The zoning plan should be adaptive and flexible, considering changes in the forest landscape and evolving needs of forest users and stakeholders.
Effective implementation and monitoring are essential for sustainable forest management that balances ecological, economic, social, and cultural values.
Challenges in Forest Zoning
Forest zoning offers numerous benefits, but it also encounters various challenges that can affect its effectiveness and sustainability.
Some common challenges include:
Conflicting Interests and Values
Different forest users and stakeholders may have conflicting interests and values, leading to trade-offs and compromises. Transparent and inclusive processes involving all relevant parties can help address these conflicts.
Insufficient Data and Information
The lack of accurate and comprehensive data can limit the reliability of forest zoning. Improving data collection, analysis systems, knowledge management, and engaging with scientific communities can help bridge these gaps.
Limited Resources and Capacity
Resource constraints may compromise the implementation and monitoring of forest zoning. Mobilizing resources, building stronger institutions, and promoting capacity development can help address these challenges.
Political and Institutional Factors
Power relations, vested interests, and lack of political commitment can hinder the effectiveness of forest zoning.
Promoting transparency, accountability, and participation in zoning decisions, as well as building more inclusive governance systems, can address these issues.
Case Studies of Forest Zoning
Case Studies of Forest Zoning Forest zoning has been implemented in various countries and regions, providing valuable insights into its benefits, challenges, and implications.
Here are three examples:
Example 1: Brazil’s Amazon Forest Zoning Program
Brazil’s Amazon Forest Zoning Program is a large-scale initiative that promotes sustainable forest management, conservation, and social inclusion in the Amazon region.
The program allocates different land uses and management practices based on the ecological, economic, and social values and priorities of different forest zones.
Challenges faced include conflicting interests and values, limited resources and capacity, and political and institutional factors.

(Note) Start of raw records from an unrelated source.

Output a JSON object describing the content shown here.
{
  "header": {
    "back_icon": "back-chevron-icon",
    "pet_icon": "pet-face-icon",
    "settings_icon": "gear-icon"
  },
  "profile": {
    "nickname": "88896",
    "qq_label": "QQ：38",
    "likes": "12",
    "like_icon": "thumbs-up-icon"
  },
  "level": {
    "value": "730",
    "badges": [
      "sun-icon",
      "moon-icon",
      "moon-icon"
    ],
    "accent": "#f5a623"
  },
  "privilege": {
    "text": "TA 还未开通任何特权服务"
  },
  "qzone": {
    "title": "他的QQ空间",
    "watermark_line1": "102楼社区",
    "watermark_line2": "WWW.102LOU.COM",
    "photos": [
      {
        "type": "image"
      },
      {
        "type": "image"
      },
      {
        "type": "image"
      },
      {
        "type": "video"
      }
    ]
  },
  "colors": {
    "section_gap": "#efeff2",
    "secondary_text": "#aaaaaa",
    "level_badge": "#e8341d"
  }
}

Despite these challenges, the program offers valuable lessons and opportunities for forest zoning.
Example 2: Sweden’s Forest Land Use Planning
Sweden’s Forest Land Use Planning is a comprehensive system that integrates forest zoning to balance ecological, economic, and social objectives in managing the country’s extensive forest resources.
The system involves stakeholder participation, scientific and technical assessments, legal and institutional frameworks, and monitoring and evaluation systems.
It faces challenges like conflicting interests and values, lack of data and information, and political and institutional factors but provides important lessons and opportunities for forest zoning.
Example 3: Canada’s National Forest Inventory and Zoning
Canada’s National Forest Inventory and Zoning is a system for mapping, classifying, and zoning the country’s diverse forest resources.
The system aims to provide accurate and comprehensive information on Canada’s forests to guide sustainable management and use.
It involves scientific and technical assessments, remote sensing and GIS technologies, legal and institutional frameworks, and monitoring and evaluation systems.
Challenges include a lack of data and information, conflicting interests and values, and political and institutional factors, but it offers valuable lessons and opportunities for forest zoning.
Forest zoning is essential for promoting sustainable forest management and conservation.
By allocating land uses and management practices based on various values, it offers benefits such as biodiversity conservation and sustainable forest management.
However, it also faces challenges, such as conflicting interests and limited resources.
Addressing these challenges requires a transparent, inclusive, and adaptive approach that engages stakeholders and integrates forest zoning into broader forest management frameworks.
Forest zoning plays a crucial role in achieving Sustainable Development Goals and building a more resilient and equitable world.